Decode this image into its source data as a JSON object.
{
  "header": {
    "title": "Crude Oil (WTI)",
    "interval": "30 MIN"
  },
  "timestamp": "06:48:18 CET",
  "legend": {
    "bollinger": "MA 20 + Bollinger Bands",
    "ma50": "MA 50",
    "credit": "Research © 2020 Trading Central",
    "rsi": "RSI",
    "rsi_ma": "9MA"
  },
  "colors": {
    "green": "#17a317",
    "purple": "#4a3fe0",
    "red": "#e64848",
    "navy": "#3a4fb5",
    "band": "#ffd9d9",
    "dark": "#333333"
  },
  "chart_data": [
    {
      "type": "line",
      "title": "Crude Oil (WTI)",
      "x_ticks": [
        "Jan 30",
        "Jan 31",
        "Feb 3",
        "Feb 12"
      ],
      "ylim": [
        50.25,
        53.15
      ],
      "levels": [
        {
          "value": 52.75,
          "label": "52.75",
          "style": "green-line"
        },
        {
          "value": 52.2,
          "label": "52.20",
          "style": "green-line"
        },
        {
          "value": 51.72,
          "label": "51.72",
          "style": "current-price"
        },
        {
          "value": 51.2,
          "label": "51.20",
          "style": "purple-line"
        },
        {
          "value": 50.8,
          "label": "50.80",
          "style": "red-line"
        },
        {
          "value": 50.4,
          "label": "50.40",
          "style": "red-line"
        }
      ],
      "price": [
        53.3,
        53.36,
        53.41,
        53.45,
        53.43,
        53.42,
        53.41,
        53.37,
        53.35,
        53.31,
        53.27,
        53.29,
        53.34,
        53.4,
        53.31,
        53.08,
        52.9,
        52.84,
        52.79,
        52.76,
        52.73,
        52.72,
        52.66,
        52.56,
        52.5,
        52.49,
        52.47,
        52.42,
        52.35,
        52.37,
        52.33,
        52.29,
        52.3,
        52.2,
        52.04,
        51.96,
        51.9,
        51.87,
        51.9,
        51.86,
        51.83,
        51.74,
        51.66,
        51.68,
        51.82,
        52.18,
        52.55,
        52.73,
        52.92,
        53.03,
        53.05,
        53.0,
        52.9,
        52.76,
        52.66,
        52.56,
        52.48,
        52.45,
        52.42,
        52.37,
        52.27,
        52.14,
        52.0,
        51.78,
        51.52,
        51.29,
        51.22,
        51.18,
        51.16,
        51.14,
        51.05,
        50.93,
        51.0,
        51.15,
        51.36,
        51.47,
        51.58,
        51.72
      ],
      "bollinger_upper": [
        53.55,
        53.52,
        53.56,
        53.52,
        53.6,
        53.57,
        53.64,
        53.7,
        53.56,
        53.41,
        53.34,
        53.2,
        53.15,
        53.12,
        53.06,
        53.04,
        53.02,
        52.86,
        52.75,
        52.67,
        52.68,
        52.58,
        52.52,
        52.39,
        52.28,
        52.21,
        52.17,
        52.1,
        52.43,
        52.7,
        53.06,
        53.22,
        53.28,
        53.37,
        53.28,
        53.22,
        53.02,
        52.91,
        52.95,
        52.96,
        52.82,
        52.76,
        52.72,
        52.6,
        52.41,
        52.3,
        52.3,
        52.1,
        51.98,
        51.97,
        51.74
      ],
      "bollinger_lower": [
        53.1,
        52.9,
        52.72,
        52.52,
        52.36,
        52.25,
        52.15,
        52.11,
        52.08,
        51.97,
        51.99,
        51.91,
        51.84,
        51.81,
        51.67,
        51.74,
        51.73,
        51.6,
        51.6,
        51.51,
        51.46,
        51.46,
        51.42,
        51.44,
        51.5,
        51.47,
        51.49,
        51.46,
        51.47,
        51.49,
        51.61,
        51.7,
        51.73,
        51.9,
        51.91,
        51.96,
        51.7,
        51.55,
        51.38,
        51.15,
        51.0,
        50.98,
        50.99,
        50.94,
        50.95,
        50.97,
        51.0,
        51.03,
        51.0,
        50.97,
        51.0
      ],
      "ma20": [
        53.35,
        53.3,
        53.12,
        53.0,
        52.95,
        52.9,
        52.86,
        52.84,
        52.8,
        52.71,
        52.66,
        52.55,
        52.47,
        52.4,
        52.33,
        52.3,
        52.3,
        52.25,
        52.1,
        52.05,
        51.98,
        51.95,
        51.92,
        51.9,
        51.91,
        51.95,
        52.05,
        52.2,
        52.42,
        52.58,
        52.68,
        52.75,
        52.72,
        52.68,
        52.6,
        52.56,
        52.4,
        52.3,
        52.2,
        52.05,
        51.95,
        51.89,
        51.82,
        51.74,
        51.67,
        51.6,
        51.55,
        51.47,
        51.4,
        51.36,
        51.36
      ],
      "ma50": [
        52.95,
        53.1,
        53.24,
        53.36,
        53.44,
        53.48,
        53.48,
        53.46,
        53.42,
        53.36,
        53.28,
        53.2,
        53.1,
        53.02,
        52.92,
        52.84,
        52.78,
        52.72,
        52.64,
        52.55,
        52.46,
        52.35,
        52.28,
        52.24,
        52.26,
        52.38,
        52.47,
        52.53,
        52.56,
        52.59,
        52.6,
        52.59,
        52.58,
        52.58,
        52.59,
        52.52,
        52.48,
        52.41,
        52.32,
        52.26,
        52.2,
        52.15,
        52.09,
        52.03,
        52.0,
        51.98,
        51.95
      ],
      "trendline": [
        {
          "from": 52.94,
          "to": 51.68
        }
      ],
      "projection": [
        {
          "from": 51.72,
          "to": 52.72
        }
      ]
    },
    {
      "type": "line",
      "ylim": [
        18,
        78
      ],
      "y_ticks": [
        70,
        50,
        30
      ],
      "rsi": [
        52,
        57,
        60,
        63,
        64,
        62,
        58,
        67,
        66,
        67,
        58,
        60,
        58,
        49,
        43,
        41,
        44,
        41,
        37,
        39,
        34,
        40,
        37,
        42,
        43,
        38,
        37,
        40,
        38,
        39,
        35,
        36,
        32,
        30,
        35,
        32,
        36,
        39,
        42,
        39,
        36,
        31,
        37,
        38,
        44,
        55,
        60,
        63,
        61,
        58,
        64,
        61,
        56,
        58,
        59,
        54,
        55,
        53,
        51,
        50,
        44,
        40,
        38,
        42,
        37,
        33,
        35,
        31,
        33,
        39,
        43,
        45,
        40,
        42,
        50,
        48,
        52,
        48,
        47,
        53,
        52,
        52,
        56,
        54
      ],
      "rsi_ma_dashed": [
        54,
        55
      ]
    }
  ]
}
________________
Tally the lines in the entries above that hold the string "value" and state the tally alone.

*Result of the exercise*:
6